Records to process.
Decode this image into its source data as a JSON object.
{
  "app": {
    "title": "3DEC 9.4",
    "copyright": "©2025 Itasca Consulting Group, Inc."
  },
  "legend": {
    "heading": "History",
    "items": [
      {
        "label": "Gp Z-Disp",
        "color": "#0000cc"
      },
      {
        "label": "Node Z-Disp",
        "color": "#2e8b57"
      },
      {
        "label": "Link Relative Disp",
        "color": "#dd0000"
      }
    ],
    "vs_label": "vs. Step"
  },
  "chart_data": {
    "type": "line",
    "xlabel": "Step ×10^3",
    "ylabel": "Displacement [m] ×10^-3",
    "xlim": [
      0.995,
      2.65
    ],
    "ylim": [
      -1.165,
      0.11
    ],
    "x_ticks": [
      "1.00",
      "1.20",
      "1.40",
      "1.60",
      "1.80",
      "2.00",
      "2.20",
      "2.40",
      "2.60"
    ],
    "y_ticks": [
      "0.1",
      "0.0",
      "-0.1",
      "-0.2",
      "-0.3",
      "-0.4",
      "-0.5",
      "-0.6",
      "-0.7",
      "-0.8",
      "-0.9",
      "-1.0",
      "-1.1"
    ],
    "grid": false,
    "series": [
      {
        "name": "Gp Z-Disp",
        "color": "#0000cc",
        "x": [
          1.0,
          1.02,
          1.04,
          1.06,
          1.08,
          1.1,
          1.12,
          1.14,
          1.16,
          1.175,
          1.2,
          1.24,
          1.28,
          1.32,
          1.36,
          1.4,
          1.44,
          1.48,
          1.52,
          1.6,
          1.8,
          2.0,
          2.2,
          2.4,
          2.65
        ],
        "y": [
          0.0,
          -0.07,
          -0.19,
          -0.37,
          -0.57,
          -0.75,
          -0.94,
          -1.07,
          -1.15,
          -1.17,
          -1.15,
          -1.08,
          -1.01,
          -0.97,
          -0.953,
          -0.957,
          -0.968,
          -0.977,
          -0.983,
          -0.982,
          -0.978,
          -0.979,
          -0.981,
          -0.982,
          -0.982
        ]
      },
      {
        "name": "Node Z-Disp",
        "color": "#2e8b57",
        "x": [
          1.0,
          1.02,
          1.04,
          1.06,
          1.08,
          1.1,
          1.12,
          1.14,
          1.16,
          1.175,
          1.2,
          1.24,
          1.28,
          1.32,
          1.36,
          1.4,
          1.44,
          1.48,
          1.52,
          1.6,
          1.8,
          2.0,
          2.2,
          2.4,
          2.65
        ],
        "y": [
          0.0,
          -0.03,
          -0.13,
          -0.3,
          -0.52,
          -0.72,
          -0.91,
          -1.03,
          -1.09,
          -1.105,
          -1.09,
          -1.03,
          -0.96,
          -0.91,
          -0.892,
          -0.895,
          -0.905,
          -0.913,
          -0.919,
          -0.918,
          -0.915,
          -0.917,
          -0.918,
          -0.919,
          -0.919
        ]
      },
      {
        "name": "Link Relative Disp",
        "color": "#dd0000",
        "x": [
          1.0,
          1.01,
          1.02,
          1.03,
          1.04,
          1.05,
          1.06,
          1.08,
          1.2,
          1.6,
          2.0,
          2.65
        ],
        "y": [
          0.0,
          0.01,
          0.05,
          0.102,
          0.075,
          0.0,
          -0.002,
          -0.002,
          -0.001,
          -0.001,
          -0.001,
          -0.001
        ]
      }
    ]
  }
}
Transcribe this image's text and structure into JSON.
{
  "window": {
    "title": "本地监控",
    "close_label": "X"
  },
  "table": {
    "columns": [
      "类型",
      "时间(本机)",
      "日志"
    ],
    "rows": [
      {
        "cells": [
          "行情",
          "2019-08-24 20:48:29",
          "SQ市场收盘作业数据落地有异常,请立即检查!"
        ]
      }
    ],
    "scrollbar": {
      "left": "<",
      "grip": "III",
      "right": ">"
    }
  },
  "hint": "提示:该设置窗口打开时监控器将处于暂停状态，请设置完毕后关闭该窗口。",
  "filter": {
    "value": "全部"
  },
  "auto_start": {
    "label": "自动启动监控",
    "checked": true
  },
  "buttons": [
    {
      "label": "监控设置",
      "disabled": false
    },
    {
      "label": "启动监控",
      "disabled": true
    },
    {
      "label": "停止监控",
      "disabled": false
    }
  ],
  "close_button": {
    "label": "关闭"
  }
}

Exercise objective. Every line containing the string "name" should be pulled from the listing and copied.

Written response.
        "name": "Gp Z-Disp",
        "name": "Node Z-Disp",
        "name": "Link Relative Disp",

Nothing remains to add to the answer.